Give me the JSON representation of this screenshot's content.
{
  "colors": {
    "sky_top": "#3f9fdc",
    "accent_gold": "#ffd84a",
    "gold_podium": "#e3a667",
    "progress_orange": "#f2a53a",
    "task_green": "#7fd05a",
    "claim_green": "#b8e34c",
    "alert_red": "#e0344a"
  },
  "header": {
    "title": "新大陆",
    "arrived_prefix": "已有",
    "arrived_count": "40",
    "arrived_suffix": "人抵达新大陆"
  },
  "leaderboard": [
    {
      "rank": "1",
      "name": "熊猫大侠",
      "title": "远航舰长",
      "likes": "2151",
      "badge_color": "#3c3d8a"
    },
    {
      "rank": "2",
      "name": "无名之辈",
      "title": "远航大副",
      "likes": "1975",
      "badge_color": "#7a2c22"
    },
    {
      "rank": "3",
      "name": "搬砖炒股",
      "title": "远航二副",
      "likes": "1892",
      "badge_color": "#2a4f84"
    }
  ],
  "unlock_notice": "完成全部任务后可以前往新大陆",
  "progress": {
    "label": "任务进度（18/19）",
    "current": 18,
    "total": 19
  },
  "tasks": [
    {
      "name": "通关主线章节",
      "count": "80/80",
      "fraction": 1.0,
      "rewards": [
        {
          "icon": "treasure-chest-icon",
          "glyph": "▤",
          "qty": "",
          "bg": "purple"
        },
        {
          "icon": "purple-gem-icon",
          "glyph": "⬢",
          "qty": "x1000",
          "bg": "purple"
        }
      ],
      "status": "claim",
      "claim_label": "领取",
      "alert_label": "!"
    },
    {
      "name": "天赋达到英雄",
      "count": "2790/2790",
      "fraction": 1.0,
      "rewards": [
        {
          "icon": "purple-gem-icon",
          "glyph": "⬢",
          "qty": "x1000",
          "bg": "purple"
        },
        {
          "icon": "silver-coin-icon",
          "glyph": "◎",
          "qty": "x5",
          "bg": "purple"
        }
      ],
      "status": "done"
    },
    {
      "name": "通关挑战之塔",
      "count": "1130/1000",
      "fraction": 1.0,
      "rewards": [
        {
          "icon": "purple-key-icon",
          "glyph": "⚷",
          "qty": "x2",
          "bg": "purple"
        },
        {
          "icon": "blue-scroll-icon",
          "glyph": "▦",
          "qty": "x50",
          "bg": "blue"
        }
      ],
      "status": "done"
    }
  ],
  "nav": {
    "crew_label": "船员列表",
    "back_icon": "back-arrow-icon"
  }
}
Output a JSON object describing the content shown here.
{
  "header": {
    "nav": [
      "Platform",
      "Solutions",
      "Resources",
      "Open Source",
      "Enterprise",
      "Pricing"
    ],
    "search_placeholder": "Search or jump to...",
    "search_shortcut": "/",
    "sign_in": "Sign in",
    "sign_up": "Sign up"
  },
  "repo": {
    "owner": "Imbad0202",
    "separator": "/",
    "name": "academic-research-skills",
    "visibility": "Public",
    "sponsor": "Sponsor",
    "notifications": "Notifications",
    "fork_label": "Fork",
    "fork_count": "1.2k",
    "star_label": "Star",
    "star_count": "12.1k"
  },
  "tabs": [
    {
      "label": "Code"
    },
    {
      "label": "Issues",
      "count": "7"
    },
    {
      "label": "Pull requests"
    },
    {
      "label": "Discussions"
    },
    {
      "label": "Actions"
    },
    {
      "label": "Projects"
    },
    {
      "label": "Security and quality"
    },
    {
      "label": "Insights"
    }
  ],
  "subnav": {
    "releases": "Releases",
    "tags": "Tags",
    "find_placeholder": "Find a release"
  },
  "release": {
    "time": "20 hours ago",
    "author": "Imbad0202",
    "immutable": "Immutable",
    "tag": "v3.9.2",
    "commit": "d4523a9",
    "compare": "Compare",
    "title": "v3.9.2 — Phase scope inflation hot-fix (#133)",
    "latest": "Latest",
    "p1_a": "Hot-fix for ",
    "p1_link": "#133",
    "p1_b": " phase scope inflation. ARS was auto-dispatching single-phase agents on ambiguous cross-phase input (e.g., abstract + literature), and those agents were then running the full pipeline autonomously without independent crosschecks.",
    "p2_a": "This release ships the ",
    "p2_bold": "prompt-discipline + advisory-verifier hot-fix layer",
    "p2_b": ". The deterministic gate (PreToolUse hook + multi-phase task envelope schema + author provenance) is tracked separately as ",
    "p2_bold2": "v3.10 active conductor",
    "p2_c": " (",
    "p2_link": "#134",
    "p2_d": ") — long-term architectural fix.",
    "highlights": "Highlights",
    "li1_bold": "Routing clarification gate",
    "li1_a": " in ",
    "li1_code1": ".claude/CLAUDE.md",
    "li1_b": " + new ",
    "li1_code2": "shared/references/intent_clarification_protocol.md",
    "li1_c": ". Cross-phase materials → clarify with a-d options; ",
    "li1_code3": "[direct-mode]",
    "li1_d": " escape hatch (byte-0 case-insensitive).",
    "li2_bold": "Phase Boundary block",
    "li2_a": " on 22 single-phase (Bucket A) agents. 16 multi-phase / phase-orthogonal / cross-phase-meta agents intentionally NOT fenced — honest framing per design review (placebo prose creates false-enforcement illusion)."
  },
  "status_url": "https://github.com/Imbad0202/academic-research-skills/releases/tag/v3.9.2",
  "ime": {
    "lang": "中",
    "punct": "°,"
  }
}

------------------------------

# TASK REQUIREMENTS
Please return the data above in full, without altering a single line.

# TASK RESULT
Give me the JSON representation of this screenshot's content.
{
  "colors": {
    "sky_top": "#3f9fdc",
    "accent_gold": "#ffd84a",
    "gold_podium": "#e3a667",
    "progress_orange": "#f2a53a",
    "task_green": "#7fd05a",
    "claim_green": "#b8e34c",
    "alert_red": "#e0344a"
  },
  "header": {
    "title": "新大陆",
    "arrived_prefix": "已有",
    "arrived_count": "40",
    "arrived_suffix": "人抵达新大陆"
  },
  "leaderboard": [
    {
      "rank": "1",
      "name": "熊猫大侠",
      "title": "远航舰长",
      "likes": "2151",
      "badge_color": "#3c3d8a"
    },
    {
      "rank": "2",
      "name": "无名之辈",
      "title": "远航大副",
      "likes": "1975",
      "badge_color": "#7a2c22"
    },
    {
      "rank": "3",
      "name": "搬砖炒股",
      "title": "远航二副",
      "likes": "1892",
      "badge_color": "#2a4f84"
    }
  ],
  "unlock_notice": "完成全部任务后可以前往新大陆",
  "progress": {
    "label": "任务进度（18/19）",
    "current": 18,
    "total": 19
  },
  "tasks": [
    {
      "name": "通关主线章节",
      "count": "80/80",
      "fraction": 1.0,
      "rewards": [
        {
          "icon": "treasure-chest-icon",
          "glyph": "▤",
          "qty": "",
          "bg": "purple"
        },
        {
          "icon": "purple-gem-icon",
          "glyph": "⬢",
          "qty": "x1000",
          "bg": "purple"
        }
      ],
      "status": "claim",
      "claim_label": "领取",
      "alert_label": "!"
    },
    {
      "name": "天赋达到英雄",
      "count": "2790/2790",
      "fraction": 1.0,
      "rewards": [
        {
          "icon": "purple-gem-icon",
          "glyph": "⬢",
          "qty": "x1000",
          "bg": "purple"
        },
        {
          "icon": "silver-coin-icon",
          "glyph": "◎",
          "qty": "x5",
          "bg": "purple"
        }
      ],
      "status": "done"
    },
    {
      "name": "通关挑战之塔",
      "count": "1130/1000",
      "fraction": 1.0,
      "rewards": [
        {
          "icon": "purple-key-icon",
          "glyph": "⚷",
          "qty": "x2",
          "bg": "purple"
        },
        {
          "icon": "blue-scroll-icon",
          "glyph": "▦",
          "qty": "x50",
          "bg": "blue"
        }
      ],
      "status": "done"
    }
  ],
  "nav": {
    "crew_label": "船员列表",
    "back_icon": "back-arrow-icon"
  }
}
Output a JSON object describing the content shown here.
{
  "header": {
    "nav": [
      "Platform",
      "Solutions",
      "Resources",
      "Open Source",
      "Enterprise",
      "Pricing"
    ],
    "search_placeholder": "Search or jump to...",
    "search_shortcut": "/",
    "sign_in": "Sign in",
    "sign_up": "Sign up"
  },
  "repo": {
    "owner": "Imbad0202",
    "separator": "/",
    "name": "academic-research-skills",
    "visibility": "Public",
    "sponsor": "Sponsor",
    "notifications": "Notifications",
    "fork_label": "Fork",
    "fork_count": "1.2k",
    "star_label": "Star",
    "star_count": "12.1k"
  },
  "tabs": [
    {
      "label": "Code"
    },
    {
      "label": "Issues",
      "count": "7"
    },
    {
      "label": "Pull requests"
    },
    {
      "label": "Discussions"
    },
    {
      "label": "Actions"
    },
    {
      "label": "Projects"
    },
    {
      "label": "Security and quality"
    },
    {
      "label": "Insights"
    }
  ],
  "subnav": {
    "releases": "Releases",
    "tags": "Tags",
    "find_placeholder": "Find a release"
  },
  "release": {
    "time": "20 hours ago",
    "author": "Imbad0202",
    "immutable": "Immutable",
    "tag": "v3.9.2",
    "commit": "d4523a9",
    "compare": "Compare",
    "title": "v3.9.2 — Phase scope inflation hot-fix (#133)",
    "latest": "Latest",
    "p1_a": "Hot-fix for ",
    "p1_link": "#133",
    "p1_b": " phase scope inflation. ARS was auto-dispatching single-phase agents on ambiguous cross-phase input (e.g., abstract + literature), and those agents were then running the full pipeline autonomously without independent crosschecks.",
    "p2_a": "This release ships the ",
    "p2_bold": "prompt-discipline + advisory-verifier hot-fix layer",
    "p2_b": ". The deterministic gate (PreToolUse hook + multi-phase task envelope schema + author provenance) is tracked separately as ",
    "p2_bold2": "v3.10 active conductor",
    "p2_c": " (",
    "p2_link": "#134",
    "p2_d": ") — long-term architectural fix.",
    "highlights": "Highlights",
    "li1_bold": "Routing clarification gate",
    "li1_a": " in ",
    "li1_code1": ".claude/CLAUDE.md",
    "li1_b": " + new ",
    "li1_code2": "shared/references/intent_clarification_protocol.md",
    "li1_c": ". Cross-phase materials → clarify with a-d options; ",
    "li1_code3": "[direct-mode]",
    "li1_d": " escape hatch (byte-0 case-insensitive).",
    "li2_bold": "Phase Boundary block",
    "li2_a": " on 22 single-phase (Bucket A) agents. 16 multi-phase / phase-orthogonal / cross-phase-meta agents intentionally NOT fenced — honest framing per design review (placebo prose creates false-enforcement illusion)."
  },
  "status_url": "https://github.com/Imbad0202/academic-research-skills/releases/tag/v3.9.2",
  "ime": {
    "lang": "中",
    "punct": "°,"
  }
}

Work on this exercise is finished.